11.Windisch W, Quality of life in home mechanical ventilation study g. Impact of home mechanical ventilation on health-related quality of life. Eur Respir J 2008;32:1328-36.
12.McEvoy RD, Pierce RJ, Hillman D, et al. Nocturnal non-invasive nasal ventilation in stable hypercapnic COPD: a randomised controlled trial. Thorax 2009;64:561-6.
13.Kohnlein T, Windisch W, Kohler D, et al. Non-invasive positive pressure ventilation for the treatment of severe stable chronic obstructive pulmonary disease: a prospective, multicentre, randomised, controlled clinical trial. Lancet Respir Med 2014;2:698-705.
14.Murphy PB, Rehal S, Arbane G, et al. Effect of Home Noninvasive Ventilation With Oxygen Therapy vs Oxygen Therapy Alone on Hospital Readmission or Death After an Acute COPD Exacerbation: A Randomized Clinical Trial. JAMA 2017;317:2177-86.
15.Ergan B, Oczkowski S, Rochwerg B, et al. European Respiratory Society guidelines on long-term home non-invasive ventilation for management of COPD. Eur Respir J 2019;54.
16.Duiverman ML, Vonk JM, Bladder G, et al. Home initiation of chronic non-invasive ventilation in COPD patients with chronic hypercapnic respiratory failure: a randomised controlled trial.

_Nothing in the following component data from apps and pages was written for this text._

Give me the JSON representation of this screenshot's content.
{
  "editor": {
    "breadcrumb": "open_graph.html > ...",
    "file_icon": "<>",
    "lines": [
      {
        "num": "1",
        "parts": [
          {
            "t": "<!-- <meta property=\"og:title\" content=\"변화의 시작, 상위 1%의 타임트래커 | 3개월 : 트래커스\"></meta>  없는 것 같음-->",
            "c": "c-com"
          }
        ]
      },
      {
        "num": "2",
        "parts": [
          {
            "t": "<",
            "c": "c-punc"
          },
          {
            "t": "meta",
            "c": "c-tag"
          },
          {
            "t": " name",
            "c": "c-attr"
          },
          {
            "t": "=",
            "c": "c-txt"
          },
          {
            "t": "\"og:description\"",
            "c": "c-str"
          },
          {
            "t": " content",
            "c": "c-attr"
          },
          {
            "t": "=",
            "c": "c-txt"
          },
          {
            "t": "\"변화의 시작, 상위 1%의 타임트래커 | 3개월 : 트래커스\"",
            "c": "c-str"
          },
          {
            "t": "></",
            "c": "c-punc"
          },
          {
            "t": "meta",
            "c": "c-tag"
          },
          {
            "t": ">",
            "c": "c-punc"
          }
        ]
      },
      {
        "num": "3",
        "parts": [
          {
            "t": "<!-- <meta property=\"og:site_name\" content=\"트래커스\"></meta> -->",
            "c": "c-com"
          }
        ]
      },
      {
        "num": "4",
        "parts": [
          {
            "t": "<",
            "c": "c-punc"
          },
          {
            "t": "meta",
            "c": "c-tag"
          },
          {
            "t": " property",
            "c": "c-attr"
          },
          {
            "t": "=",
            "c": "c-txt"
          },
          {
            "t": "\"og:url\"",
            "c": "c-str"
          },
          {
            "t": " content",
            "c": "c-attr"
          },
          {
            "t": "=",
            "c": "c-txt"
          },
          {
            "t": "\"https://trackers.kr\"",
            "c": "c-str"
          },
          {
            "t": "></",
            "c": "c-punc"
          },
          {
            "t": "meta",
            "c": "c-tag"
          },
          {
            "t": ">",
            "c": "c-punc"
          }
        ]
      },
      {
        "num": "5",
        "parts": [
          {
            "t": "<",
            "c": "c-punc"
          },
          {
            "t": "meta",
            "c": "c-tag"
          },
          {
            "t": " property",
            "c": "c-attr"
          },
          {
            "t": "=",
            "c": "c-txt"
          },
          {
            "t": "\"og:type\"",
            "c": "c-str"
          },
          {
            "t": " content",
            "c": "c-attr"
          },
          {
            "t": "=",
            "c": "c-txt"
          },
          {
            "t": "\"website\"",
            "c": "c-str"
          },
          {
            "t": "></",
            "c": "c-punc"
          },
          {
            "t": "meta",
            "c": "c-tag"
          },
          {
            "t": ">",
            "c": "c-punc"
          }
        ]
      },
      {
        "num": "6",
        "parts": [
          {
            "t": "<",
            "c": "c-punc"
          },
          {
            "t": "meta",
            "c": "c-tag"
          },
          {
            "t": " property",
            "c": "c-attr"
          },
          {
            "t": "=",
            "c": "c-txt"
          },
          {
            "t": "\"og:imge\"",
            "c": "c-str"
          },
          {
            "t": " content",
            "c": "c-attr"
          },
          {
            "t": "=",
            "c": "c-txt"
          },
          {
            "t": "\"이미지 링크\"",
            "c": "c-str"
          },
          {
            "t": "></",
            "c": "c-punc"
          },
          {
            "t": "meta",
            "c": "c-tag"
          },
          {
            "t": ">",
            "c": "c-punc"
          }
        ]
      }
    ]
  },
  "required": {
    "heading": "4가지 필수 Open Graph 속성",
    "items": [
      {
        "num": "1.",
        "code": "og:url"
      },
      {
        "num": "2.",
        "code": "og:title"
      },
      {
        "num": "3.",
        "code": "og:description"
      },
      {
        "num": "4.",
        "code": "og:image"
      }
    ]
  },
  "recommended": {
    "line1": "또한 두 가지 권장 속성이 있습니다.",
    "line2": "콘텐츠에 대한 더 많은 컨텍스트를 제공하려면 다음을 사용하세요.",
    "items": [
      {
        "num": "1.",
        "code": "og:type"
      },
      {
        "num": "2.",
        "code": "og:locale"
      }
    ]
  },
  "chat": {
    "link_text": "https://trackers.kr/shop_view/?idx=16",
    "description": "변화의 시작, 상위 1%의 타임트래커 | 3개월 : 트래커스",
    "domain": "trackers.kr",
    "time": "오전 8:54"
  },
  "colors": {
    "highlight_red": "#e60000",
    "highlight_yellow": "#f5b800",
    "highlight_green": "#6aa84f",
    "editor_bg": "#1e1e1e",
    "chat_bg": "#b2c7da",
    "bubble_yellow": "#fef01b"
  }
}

Thorax 2020;75:244-52.
17.Polverino E, Nava S, Ferrer M, et al. Patients’ characterization, hospital course and clinical outcomes in five Italian respiratory intensive care units. Intensive care medicine 2010;36:137-42.
18.Huttmann SE, Windisch W, Storre JH. Invasive home mechanical ventilation: living conditions and health-related quality of life. Respiration 2015;89:312-21.
19.Huttmann SE, Magnet FS, Karagiannidis C, Storre JH, Windisch W. Quality of life and life satisfaction are severely impaired in patients with long-term invasive ventilation following ICU treatment and unsuccessful weaning. Ann Intensive Care 2018;8:38.
20.Marchese S, Lo Coco D, Lo Coco A. Outcome and attitudes toward home tracheostomy ventilation of consecutive patients: a 10-year experience. Respir Med 2008;102:430-6.